Are you guys ready to dive into the world of painting at the Merc?!! Let me begin by saying that once the paint was on the walls it finally started to feel like our house. It’s crazy to look back and see how much it changed from when we started. This huge open room with no walls and oh so much potential! Painting is where our lives started to get really crazy. Most of the work from the subs is over, its now up to us to bring this puppy over the finish line!
When it comes to picking out paint, I could do it in my sleep, in fact I bet if you called my local Sherwin-Williams store and asked for Mandi’s usual they’d know exactly what colors and type to get. If you’ve followed VR for any length of time you know that I have my go to tried and true that I’ve used on every room I’ve gotten my hands on since 2013 (THAT IS CRAZY!!!!) So if you’re looking for the perfect white, have a seat my friend and let’s chat.

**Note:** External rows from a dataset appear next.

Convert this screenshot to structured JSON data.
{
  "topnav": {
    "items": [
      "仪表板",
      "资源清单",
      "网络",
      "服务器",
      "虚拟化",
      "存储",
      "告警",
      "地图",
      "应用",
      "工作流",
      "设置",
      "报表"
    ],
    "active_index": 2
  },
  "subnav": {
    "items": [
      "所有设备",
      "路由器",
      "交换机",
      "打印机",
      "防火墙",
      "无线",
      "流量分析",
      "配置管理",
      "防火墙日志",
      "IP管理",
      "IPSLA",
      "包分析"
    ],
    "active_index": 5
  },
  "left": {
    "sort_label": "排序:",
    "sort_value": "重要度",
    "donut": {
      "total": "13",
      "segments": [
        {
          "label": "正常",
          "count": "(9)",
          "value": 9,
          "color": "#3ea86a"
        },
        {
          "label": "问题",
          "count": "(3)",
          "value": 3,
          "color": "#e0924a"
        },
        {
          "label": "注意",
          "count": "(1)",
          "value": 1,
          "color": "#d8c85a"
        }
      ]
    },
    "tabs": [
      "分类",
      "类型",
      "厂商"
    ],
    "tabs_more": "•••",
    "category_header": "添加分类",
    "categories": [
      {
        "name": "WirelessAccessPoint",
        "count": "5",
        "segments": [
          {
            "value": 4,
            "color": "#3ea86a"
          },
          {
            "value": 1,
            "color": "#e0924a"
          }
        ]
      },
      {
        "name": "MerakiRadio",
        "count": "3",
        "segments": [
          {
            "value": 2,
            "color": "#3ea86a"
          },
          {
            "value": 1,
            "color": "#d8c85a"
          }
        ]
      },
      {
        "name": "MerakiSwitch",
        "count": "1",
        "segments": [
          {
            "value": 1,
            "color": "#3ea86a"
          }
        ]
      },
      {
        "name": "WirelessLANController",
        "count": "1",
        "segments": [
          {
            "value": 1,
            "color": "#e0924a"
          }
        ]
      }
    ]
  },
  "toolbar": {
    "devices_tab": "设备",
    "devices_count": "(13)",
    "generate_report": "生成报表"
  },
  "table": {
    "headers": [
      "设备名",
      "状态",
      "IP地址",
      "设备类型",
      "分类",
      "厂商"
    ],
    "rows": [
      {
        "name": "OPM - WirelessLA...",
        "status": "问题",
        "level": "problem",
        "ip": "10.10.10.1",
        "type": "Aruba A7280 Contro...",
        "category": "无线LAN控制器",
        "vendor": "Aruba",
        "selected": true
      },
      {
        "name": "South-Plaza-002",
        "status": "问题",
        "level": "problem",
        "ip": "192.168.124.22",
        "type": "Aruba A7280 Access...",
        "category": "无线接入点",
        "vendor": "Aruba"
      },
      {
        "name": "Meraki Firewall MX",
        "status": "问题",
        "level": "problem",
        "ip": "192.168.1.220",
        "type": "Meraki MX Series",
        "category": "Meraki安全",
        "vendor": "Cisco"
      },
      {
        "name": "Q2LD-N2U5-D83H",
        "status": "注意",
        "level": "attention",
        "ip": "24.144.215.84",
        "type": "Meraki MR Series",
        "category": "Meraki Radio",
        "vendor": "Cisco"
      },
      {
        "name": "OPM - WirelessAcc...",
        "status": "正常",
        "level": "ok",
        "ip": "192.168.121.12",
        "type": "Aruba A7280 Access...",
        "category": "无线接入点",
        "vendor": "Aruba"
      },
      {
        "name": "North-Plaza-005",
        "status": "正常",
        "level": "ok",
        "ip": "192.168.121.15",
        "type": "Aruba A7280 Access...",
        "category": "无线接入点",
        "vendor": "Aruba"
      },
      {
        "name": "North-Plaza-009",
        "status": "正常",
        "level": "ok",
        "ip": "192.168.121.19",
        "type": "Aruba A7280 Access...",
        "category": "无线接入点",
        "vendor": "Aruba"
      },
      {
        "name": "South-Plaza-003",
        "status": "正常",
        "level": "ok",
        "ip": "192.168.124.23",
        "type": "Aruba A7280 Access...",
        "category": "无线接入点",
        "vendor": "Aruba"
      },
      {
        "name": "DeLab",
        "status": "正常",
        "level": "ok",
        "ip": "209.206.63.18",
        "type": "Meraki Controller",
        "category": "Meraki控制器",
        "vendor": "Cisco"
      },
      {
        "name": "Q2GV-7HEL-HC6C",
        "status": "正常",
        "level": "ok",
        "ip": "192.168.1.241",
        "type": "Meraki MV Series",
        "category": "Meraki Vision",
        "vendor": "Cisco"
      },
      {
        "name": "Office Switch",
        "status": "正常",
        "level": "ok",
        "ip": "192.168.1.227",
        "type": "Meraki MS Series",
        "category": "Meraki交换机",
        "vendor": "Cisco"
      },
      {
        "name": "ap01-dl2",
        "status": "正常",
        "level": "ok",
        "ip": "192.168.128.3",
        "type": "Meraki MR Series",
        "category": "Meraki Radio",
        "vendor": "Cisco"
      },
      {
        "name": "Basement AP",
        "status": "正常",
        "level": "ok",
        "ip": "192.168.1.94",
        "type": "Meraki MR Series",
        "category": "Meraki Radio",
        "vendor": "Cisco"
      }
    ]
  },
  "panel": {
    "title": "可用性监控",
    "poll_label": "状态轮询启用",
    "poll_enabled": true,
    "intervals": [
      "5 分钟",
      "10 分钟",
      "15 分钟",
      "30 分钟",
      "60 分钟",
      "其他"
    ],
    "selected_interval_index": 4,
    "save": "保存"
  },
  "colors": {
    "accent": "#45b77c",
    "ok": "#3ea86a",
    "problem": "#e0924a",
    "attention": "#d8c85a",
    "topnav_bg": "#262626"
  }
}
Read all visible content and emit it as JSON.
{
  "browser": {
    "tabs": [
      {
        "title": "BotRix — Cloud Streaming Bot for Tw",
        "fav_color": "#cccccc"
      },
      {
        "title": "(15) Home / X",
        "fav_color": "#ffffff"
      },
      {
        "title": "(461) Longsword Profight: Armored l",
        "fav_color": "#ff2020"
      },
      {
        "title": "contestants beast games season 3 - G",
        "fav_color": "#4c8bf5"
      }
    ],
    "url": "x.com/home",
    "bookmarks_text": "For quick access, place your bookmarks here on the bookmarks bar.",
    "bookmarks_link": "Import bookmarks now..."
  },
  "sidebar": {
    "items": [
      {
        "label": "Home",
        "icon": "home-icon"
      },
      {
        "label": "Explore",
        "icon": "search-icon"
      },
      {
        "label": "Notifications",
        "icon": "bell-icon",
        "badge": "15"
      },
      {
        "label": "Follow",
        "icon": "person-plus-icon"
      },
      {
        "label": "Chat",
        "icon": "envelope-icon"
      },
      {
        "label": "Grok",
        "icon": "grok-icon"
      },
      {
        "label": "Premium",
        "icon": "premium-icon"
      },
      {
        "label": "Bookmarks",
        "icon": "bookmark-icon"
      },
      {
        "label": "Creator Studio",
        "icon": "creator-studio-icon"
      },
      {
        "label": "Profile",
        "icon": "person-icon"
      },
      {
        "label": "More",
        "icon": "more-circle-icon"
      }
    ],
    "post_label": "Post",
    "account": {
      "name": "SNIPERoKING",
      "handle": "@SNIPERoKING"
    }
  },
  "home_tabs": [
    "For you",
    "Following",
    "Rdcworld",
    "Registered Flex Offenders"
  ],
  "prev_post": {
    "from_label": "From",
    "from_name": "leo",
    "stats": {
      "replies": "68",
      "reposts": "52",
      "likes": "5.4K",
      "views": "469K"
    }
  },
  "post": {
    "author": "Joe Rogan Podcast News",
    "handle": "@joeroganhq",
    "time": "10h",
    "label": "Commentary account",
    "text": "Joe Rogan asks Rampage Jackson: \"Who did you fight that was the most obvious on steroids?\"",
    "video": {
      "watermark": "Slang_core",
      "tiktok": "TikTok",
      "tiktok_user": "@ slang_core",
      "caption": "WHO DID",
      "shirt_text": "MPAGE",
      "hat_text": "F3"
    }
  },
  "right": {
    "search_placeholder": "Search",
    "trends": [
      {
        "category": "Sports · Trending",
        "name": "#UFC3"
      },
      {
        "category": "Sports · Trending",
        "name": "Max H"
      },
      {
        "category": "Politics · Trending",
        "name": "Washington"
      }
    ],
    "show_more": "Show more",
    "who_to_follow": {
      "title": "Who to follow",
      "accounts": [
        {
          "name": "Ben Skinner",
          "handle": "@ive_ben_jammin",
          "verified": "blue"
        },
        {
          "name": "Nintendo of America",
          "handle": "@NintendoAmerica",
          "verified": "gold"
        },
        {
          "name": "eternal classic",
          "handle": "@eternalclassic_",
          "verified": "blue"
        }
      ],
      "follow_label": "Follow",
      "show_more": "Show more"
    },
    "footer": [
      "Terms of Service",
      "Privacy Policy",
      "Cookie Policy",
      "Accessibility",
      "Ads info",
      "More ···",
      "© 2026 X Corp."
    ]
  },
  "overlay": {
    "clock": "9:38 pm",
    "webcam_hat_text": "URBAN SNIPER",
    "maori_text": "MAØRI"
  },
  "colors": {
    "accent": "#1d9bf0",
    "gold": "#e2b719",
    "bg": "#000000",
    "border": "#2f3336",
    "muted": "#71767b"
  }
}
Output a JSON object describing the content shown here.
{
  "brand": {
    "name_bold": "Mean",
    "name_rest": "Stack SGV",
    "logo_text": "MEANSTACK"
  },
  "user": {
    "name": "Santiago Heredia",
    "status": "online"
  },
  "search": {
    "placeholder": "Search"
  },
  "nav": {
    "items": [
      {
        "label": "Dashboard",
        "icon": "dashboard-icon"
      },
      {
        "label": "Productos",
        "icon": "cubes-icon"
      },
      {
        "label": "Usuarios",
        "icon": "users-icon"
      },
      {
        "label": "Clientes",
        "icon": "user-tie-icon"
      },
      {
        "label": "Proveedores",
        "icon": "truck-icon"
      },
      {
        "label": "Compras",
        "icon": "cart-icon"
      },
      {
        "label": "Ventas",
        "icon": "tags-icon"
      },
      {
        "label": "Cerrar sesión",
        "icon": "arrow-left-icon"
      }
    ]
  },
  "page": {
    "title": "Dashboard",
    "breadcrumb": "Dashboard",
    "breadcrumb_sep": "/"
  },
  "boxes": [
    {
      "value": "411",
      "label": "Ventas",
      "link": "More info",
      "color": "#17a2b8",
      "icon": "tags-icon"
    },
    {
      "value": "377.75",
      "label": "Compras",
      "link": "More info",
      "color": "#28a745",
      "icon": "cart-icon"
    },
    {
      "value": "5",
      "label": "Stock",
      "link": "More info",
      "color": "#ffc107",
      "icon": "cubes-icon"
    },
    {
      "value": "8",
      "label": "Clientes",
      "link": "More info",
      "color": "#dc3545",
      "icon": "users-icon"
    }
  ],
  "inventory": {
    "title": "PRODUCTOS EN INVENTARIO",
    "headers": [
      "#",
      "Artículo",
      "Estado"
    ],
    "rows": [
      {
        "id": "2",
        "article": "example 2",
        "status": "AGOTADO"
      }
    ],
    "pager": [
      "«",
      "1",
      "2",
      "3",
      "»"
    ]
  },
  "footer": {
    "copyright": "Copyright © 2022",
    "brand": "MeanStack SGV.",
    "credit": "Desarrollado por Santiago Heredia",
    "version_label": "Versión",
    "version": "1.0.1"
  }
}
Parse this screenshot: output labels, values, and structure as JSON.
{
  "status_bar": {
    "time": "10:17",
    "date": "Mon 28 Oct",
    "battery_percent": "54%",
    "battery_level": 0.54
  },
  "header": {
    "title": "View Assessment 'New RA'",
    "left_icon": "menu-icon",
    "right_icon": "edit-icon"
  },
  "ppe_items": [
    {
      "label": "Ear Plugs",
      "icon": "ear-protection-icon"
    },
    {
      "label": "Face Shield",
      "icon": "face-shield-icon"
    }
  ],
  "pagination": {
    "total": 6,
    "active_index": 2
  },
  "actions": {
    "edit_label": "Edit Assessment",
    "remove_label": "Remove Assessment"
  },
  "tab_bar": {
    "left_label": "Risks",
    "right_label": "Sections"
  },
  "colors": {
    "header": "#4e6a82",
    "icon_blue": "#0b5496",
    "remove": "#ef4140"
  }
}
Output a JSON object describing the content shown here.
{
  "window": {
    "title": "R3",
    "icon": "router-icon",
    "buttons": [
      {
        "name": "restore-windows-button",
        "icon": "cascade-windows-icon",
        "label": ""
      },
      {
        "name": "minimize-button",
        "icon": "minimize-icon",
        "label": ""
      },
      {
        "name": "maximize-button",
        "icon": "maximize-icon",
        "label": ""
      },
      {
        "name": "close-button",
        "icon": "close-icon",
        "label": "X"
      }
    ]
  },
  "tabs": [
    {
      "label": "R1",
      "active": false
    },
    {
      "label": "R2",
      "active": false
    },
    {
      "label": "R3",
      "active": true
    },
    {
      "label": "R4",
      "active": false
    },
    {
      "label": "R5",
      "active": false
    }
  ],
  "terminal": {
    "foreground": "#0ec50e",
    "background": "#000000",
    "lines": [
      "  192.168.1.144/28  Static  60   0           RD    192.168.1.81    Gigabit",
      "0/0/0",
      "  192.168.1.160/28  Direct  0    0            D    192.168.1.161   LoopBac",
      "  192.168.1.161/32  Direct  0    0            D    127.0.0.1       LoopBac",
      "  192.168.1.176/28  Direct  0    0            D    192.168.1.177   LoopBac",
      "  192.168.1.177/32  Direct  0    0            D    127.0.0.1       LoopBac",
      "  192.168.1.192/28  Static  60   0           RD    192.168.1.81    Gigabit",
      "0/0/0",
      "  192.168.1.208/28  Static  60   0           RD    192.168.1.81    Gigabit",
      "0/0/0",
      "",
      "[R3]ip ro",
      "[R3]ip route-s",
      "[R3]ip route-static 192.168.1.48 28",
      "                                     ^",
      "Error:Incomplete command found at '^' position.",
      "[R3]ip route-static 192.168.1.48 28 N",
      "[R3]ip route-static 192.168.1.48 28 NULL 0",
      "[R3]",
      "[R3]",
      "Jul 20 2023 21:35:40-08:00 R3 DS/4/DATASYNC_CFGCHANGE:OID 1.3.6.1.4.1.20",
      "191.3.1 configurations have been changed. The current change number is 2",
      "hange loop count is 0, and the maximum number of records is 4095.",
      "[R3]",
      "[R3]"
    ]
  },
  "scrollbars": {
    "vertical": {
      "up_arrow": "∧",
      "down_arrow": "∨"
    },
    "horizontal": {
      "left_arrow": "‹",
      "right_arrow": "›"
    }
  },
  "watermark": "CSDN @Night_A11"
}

To me the perfect white is just white. Not yellowish, not bluish, not grayish, just white. Its not too bright or too dingy, its JUST WHITE. At my local store its called Mandi White (if you’re in St. George you can go into any of the stores and they’ll mix it up for you!) The formula is extra white base with 3 oz of white pigment added. After 4 years of calling it Mandi White I asked Sherwin Sensei Sam (the manager that answers all of my weird questions) if this was a real Sherwin color and they we’re just humoring me and calling it Mandi White (you know, like when someone calls you by the wrong name for so long that you can’t correct them and will eternally be Mindy when you’re around them?) This is what he said. There is in fact NOT a color with the same formula (YAY!! Who wants to start a petition to have Mandi White added to their official list of colors!?!) But the closest “real color” is Pure White SW 7005. With Pure White they add a little bit of black to the extra white base to grey it out a teeny bit. With Mandi White the white pigment does sort of the same thing, its just a touch brighter.
So back to the Merc, like I said before, Mandi White was a complete no brainer for all of the walls and baseboard. Same with using Tricorn Black for the accents. I’ve used it so many times that there are no surprises here. BUT I did venture out to a new color that I’d never used before and i’m pretty thrilled about it -dun dun dun dun dun duuuuuuun- Jasper.
Here’s a side by side with Jasper and Tricorn Black
Before we go deeper into that let me tell you why I was so drawn to it. When we were touring the Merc for the first time I noticed these green boards stacked in a back room as well as spots of green hanging out other places (like the pass through window in the kitchen). When I asked about it, the previous owner told me the cutest historical story about Southern Utah. When the pioneers had finished building the temple they ordered paint to cover the red sandstone that it was built out of. White for the walls and green for the roof. When the paint arrived there was wayyyyy more green and not enough white, so the church passed it out to whomever wanted it to paint their gates/houses and ordered more white. I’m not sure if the green paint at the Merc is temple paint but isn’t that the most endearing story?! From that moment forward I knew if I was going to use color, it needed to be green, so it was constantly in the back of my mind.
Enter Jasper. When I saw this almost black inky green I knew it was meant for the Merc. We’re using it on our front doors and kitchen cabinets, and if we’re being totally honest I wanted to use it on all of the interior doors as well but decided against it because I didn’t want to overuse it. It feels like the cabs and front doors will be the perfect amount of green. And so far that’s it! Mandi White, Tricorn Black, and Jasper. I’m sure I’ll end up with other colors once we’re moved in and the decorating begins but for now I’m really digging the historic vibe this palette is throwing off.
Tomorrow we’re talking practical application. See you then!!